“I’m excited that LinkedIn wants to stay and expand in Mountain View,” she said. “I believe we should have diversity in terms of our business mix. So I’m glad they’re making plans to try to stay and be able to make the land they can get work for them.”
LinkedIn, which declined to comment to me beyond the public documents it has submitted to the city, is working on two tracks for its Mountain View expansion.
One would redevelop portions of the 767,000-square-feet Britannia Shoreline Technology Center, which is mostly older, low-density, tilt-up buildings. LinkedIn currently occupies about 370,000 square feet in six buildings there. LinkedIn and Britannia’s owner, the publicly traded real estate investment trust HCP Inc., say the entire 51-acre site could be redeveloped to include up to 1.9 million square feet of office space under one option being considered as part of the city’s new precise plan for the area. But the companies are proposing developing the campus’s eastern side first. That initial phase would be 700,000 to 800,000 gross square feet.

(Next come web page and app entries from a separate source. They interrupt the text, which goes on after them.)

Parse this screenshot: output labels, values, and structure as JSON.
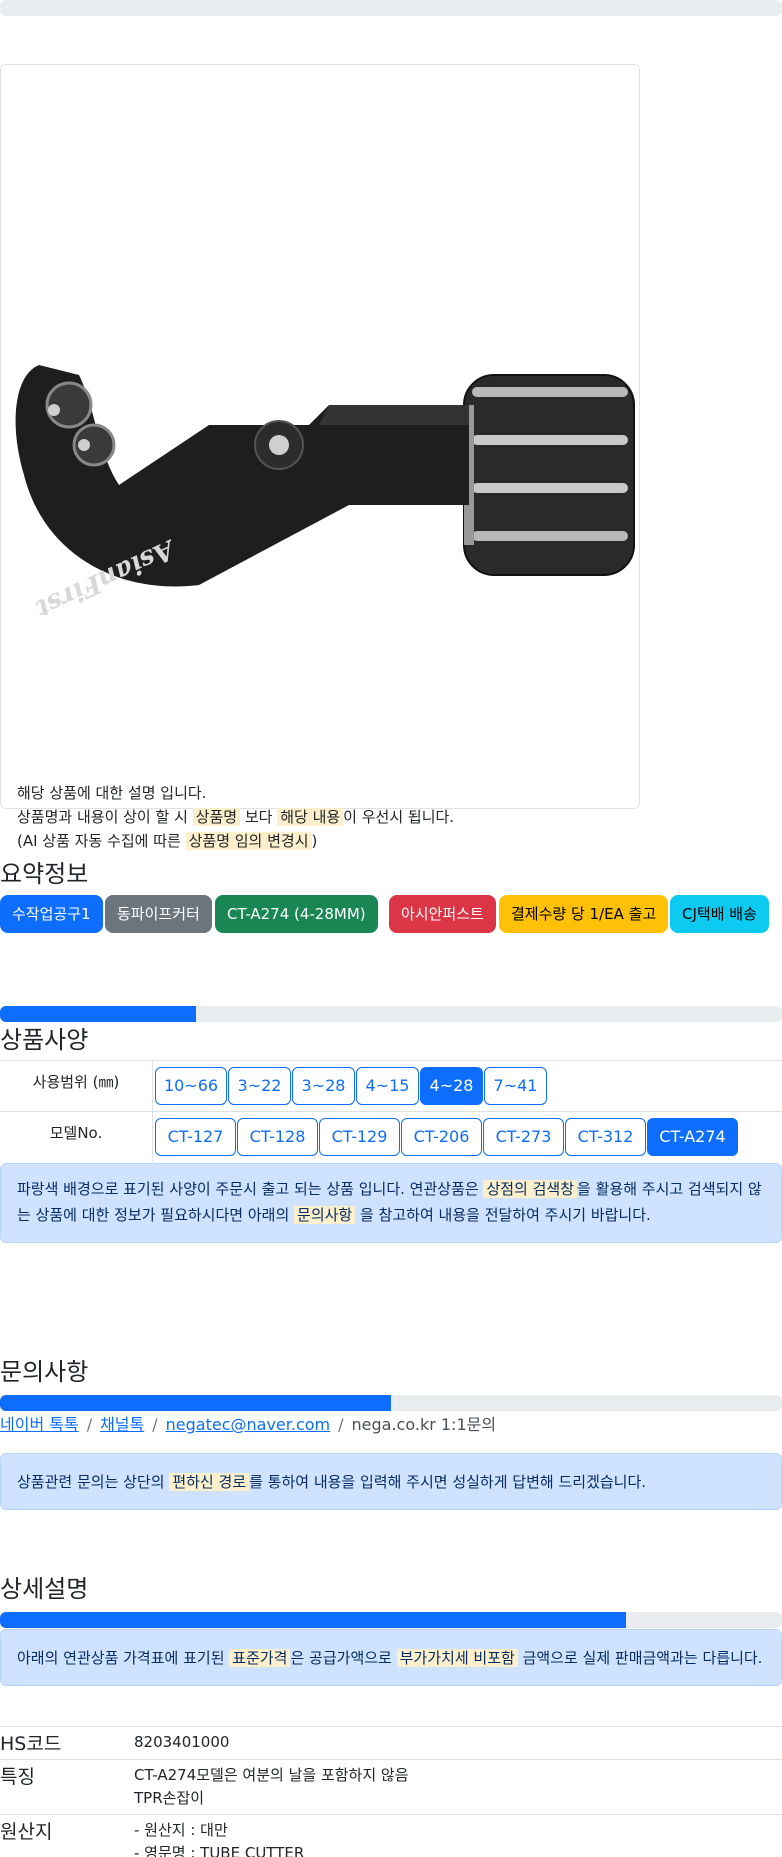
{
  "top_progress": {
    "fill": 0
  },
  "product_card": {
    "description": {
      "line1": "해당 상품에 대한 설명 입니다.",
      "line2_prefix": "상품명과 내용이 상이 할 시 ",
      "line2_mark1": "상품명",
      "line2_mid": " 보다 ",
      "line2_mark2": "해당 내용",
      "line2_suffix": "이 우선시 됩니다.",
      "line3_prefix": "(AI 상품 자동 수집에 따른 ",
      "line3_mark": "상품명 임의 변경시",
      "line3_suffix": ")"
    },
    "image_alt": "AsianFirst tube cutter",
    "brand_text": "AsianFirst"
  },
  "summary": {
    "title": "요약정보",
    "badges": [
      {
        "label": "수작업공구1",
        "color": "#0d6efd",
        "text_color": "#ffffff"
      },
      {
        "label": "동파이프커터",
        "color": "#6c757d",
        "text_color": "#ffffff"
      },
      {
        "label": "CT-A274 (4-28MM)",
        "color": "#198754",
        "text_color": "#ffffff"
      },
      {
        "label": "아시안퍼스트",
        "color": "#dc3545",
        "text_color": "#ffffff"
      },
      {
        "label": "결제수량 당 1/EA 출고",
        "color": "#ffc107",
        "text_color": "#000000"
      },
      {
        "label": "CJ택배 배송",
        "color": "#0dcaf0",
        "text_color": "#000000"
      }
    ]
  },
  "specs": {
    "progress": 0.25,
    "title": "상품사양",
    "rows": [
      {
        "label": "사용범위 (㎜)",
        "options": [
          "10~66",
          "3~22",
          "3~28",
          "4~15",
          "4~28",
          "7~41"
        ],
        "selected": "4~28"
      },
      {
        "label": "모델No.",
        "options": [
          "CT-127",
          "CT-128",
          "CT-129",
          "CT-206",
          "CT-273",
          "CT-312",
          "CT-A274"
        ],
        "selected": "CT-A274"
      }
    ],
    "notice": {
      "prefix": "파랑색 배경으로 표기된 사양이 주문시 출고 되는 상품 입니다. 연관상품은 ",
      "mark1": "상점의 검색창",
      "mid": "을 활용해 주시고 검색되지 않",
      "line2_prefix": "는 상품에 대한 정보가 필요하시다면 아래의 ",
      "mark2": "문의사항",
      "suffix": " 을 참고하여 내용을 전달하여 주시기 바랍니다."
    }
  },
  "inquiry": {
    "title": "문의사항",
    "progress": 0.5,
    "links": [
      "네이버 톡톡",
      "채널톡",
      "negatec@naver.com"
    ],
    "last": "nega.co.kr 1:1문의",
    "notice": {
      "prefix": "상품관련 문의는 상단의 ",
      "mark": "편하신 경로",
      "suffix": "를 통하여 내용을 입력해 주시면 성실하게 답변해 드리겠습니다."
    }
  },
  "detail": {
    "title": "상세설명",
    "progress": 0.8,
    "notice": {
      "prefix": "아래의 연관상품 가격표에 표기된 ",
      "mark1": "표준가격",
      "mid": "은 공급가액으로 ",
      "mark2": "부가가치세 비포함",
      "suffix": " 금액으로 실제 판매금액과는 다릅니다."
    },
    "rows": [
      {
        "key": "HS코드",
        "values": [
          "8203401000"
        ]
      },
      {
        "key": "특징",
        "values": [
          "CT-A274모델은 여분의 날을 포함하지 않음",
          "TPR손잡이"
        ]
      },
      {
        "key": "원산지",
        "values": [
          "- 원산지 : 대만",
          "- 영문명 : TUBE CUTTER"
        ]
      }
    ]
  }
}
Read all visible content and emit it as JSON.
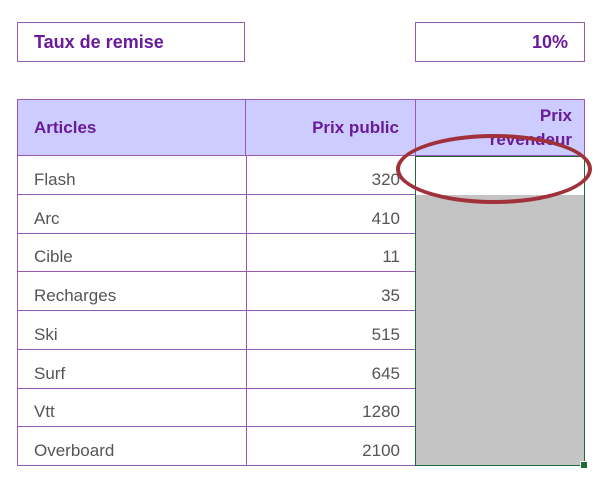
{
  "rate": {
    "label": "Taux de remise",
    "value": "10%"
  },
  "headers": {
    "articles": "Articles",
    "public_price": "Prix public",
    "reseller_price_line1": "Prix",
    "reseller_price_line2": "revendeur"
  },
  "rows": [
    {
      "name": "Flash",
      "price": "320"
    },
    {
      "name": "Arc",
      "price": "410"
    },
    {
      "name": "Cible",
      "price": "11"
    },
    {
      "name": "Recharges",
      "price": "35"
    },
    {
      "name": "Ski",
      "price": "515"
    },
    {
      "name": "Surf",
      "price": "645"
    },
    {
      "name": "Vtt",
      "price": "1280"
    },
    {
      "name": "Overboard",
      "price": "2100"
    }
  ],
  "colors": {
    "accent": "#6a1b9a",
    "header_bg": "#ccccff",
    "selection_border": "#1e6b3a",
    "selection_fill": "#c4c4c4",
    "annotation": "#a0303a"
  }
}
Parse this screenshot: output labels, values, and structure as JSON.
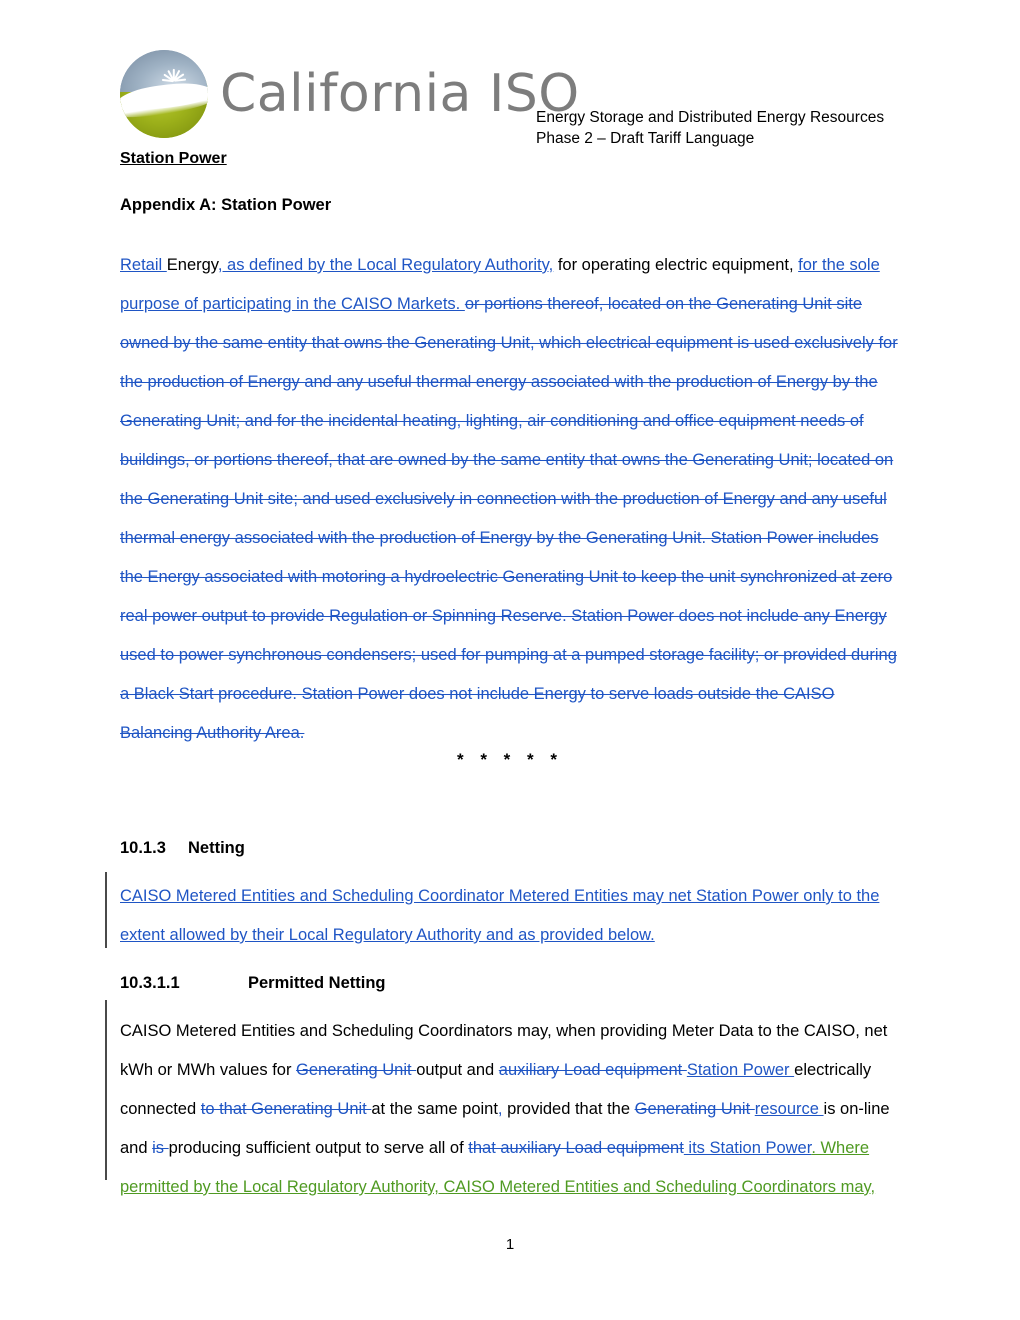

At the same time, LinkedIn is also partnering with Rubicon Point Partners and the Lester family, which has long owned the highly visible 6.7-acre site at 1400 N. Shoreline Blvd. across from the Computer History Museum. One of the first business parks in Mountain View, it’s currently home to a few small businesses including a Gold’s Gym and Laser Quest, and is considered ripe for redevelopment.
According to a letter from local architect Kenneth Rodrigues, the project could include up to roughly 685,000 square feet of office space and retail and be built in a single phase for LinkedIn.
“Given LinkedIn’s desire to occupy the entirety of 1400 N. Shoreline, this project will serve for the city both a ‘signature headquarters site’ worthy of a high-caliber, civic and environmentally-oriented company and a ‘gateway’-notable project, in line with the city’s goals and objectives…” Rodrigues said in the letter.
“What you have is a great site on the freeway, with very good visibility,” he said. “It’s definitely a gateway location. And it’s one of the original business parks in Mountain View.”
In a letter, LinkedIn said it is aware that city officials won’t accept new applications prior to the completion of the precise plan, but the company wants to begin working with staff now to prepare a plan that meets the adopted plan. “We anticipate that we will be ready to submit a formal application at such time that the city determines it is ready to accept it,” Morgensen said.
Abe-Koga said she felt the precise plan process was far enough along to warrant approving LinkedIn’s gatekeeper requests, given that the applicants have pledged to abide by the new rules, such as reducing single-occupancy car trips by 45 percent. Still, she worried about the possibility of overbuilding.
“My concern is, sure, we have to allow for more development because all these companies what to grow, but what’s the limit?” she said. “Because at some point that’s going to change the character of that area and then we become just like any other office park and any other city.”
LinkedIn will not discuss its plans for the Sunnyvale campus, being built by Kilroy RealtyCorp., beyond saying that it does intend to grow there. Beeger said LinkedIn’s decision to focus its growth in its hometown and perhaps not occupy all of its Sunnyvale campus could reflect a desire to remain in their Mountain View “comfort zone.” Indeed, he said there would be plenty of other tenants who would be interested in taking over space in Sunnyvale should LinkedIn offer it to a user. Numerous other companies have been growing in Sunnyvale, including Apple Inc. and Google Inc.
“It’s not that they’re going to an inferior location and real estate,” he said, referring to the Kilroy site. “It’s just the whole environment they would be going away from.”